##### Data listing
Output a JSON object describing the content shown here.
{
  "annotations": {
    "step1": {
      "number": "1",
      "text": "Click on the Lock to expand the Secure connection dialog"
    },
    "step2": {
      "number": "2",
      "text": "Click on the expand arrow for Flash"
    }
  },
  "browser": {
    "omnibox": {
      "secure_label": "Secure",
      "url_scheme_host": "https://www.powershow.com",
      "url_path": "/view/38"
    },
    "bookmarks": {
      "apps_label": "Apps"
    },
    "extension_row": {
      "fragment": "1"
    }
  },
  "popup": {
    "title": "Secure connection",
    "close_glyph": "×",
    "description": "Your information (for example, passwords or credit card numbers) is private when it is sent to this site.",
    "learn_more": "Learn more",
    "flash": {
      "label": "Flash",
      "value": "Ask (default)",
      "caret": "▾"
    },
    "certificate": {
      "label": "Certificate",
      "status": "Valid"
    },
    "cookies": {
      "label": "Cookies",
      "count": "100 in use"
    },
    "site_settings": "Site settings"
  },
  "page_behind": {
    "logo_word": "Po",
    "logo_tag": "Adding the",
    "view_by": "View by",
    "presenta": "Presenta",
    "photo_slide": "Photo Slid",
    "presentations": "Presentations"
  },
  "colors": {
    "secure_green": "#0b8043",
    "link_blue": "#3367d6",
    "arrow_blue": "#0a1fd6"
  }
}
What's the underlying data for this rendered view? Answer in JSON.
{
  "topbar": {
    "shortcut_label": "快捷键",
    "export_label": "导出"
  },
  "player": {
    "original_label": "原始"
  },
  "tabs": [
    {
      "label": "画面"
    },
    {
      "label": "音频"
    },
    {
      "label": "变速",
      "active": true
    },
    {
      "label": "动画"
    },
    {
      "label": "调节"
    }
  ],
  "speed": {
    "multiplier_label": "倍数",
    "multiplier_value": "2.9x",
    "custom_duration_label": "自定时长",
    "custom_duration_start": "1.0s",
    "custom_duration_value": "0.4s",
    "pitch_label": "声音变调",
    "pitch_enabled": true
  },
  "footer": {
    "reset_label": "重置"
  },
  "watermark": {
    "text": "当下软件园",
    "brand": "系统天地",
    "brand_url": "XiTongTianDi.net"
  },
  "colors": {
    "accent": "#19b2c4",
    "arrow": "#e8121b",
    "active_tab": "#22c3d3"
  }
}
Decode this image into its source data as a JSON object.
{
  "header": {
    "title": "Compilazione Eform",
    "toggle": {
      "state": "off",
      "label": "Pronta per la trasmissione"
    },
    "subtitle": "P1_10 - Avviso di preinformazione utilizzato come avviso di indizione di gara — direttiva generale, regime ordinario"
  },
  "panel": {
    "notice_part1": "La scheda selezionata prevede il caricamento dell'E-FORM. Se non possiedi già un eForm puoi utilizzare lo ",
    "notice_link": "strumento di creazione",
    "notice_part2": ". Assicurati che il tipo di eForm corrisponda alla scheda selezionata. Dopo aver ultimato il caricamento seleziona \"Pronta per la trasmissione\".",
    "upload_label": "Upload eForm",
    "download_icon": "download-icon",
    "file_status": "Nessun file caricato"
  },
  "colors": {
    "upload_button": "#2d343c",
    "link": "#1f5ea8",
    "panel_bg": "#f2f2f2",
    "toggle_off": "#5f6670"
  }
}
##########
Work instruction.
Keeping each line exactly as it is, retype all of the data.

Answer box.
Output a JSON object describing the content shown here.
{
  "annotations": {
    "step1": {
      "number": "1",
      "text": "Click on the Lock to expand the Secure connection dialog"
    },
    "step2": {
      "number": "2",
      "text": "Click on the expand arrow for Flash"
    }
  },
  "browser": {
    "omnibox": {
      "secure_label": "Secure",
      "url_scheme_host": "https://www.powershow.com",
      "url_path": "/view/38"
    },
    "bookmarks": {
      "apps_label": "Apps"
    },
    "extension_row": {
      "fragment": "1"
    }
  },
  "popup": {
    "title": "Secure connection",
    "close_glyph": "×",
    "description": "Your information (for example, passwords or credit card numbers) is private when it is sent to this site.",
    "learn_more": "Learn more",
    "flash": {
      "label": "Flash",
      "value": "Ask (default)",
      "caret": "▾"
    },
    "certificate": {
      "label": "Certificate",
      "status": "Valid"
    },
    "cookies": {
      "label": "Cookies",
      "count": "100 in use"
    },
    "site_settings": "Site settings"
  },
  "page_behind": {
    "logo_word": "Po",
    "logo_tag": "Adding the",
    "view_by": "View by",
    "presenta": "Presenta",
    "photo_slide": "Photo Slid",
    "presentations": "Presentations"
  },
  "colors": {
    "secure_green": "#0b8043",
    "link_blue": "#3367d6",
    "arrow_blue": "#0a1fd6"
  }
}
What's the underlying data for this rendered view? Answer in JSON.
{
  "topbar": {
    "shortcut_label": "快捷键",
    "export_label": "导出"
  },
  "player": {
    "original_label": "原始"
  },
  "tabs": [
    {
      "label": "画面"
    },
    {
      "label": "音频"
    },
    {
      "label": "变速",
      "active": true
    },
    {
      "label": "动画"
    },
    {
      "label": "调节"
    }
  ],
  "speed": {
    "multiplier_label": "倍数",
    "multiplier_value": "2.9x",
    "custom_duration_label": "自定时长",
    "custom_duration_start": "1.0s",
    "custom_duration_value": "0.4s",
    "pitch_label": "声音变调",
    "pitch_enabled": true
  },
  "footer": {
    "reset_label": "重置"
  },
  "watermark": {
    "text": "当下软件园",
    "brand": "系统天地",
    "brand_url": "XiTongTianDi.net"
  },
  "colors": {
    "accent": "#19b2c4",
    "arrow": "#e8121b",
    "active_tab": "#22c3d3"
  }
}
Decode this image into its source data as a JSON object.
{
  "header": {
    "title": "Compilazione Eform",
    "toggle": {
      "state": "off",
      "label": "Pronta per la trasmissione"
    },
    "subtitle": "P1_10 - Avviso di preinformazione utilizzato come avviso di indizione di gara — direttiva generale, regime ordinario"
  },
  "panel": {
    "notice_part1": "La scheda selezionata prevede il caricamento dell'E-FORM. Se non possiedi già un eForm puoi utilizzare lo ",
    "notice_link": "strumento di creazione",
    "notice_part2": ". Assicurati che il tipo di eForm corrisponda alla scheda selezionata. Dopo aver ultimato il caricamento seleziona \"Pronta per la trasmissione\".",
    "upload_label": "Upload eForm",
    "download_icon": "download-icon",
    "file_status": "Nessun file caricato"
  },
  "colors": {
    "upload_button": "#2d343c",
    "link": "#1f5ea8",
    "panel_bg": "#f2f2f2",
    "toggle_off": "#5f6670"
  }
}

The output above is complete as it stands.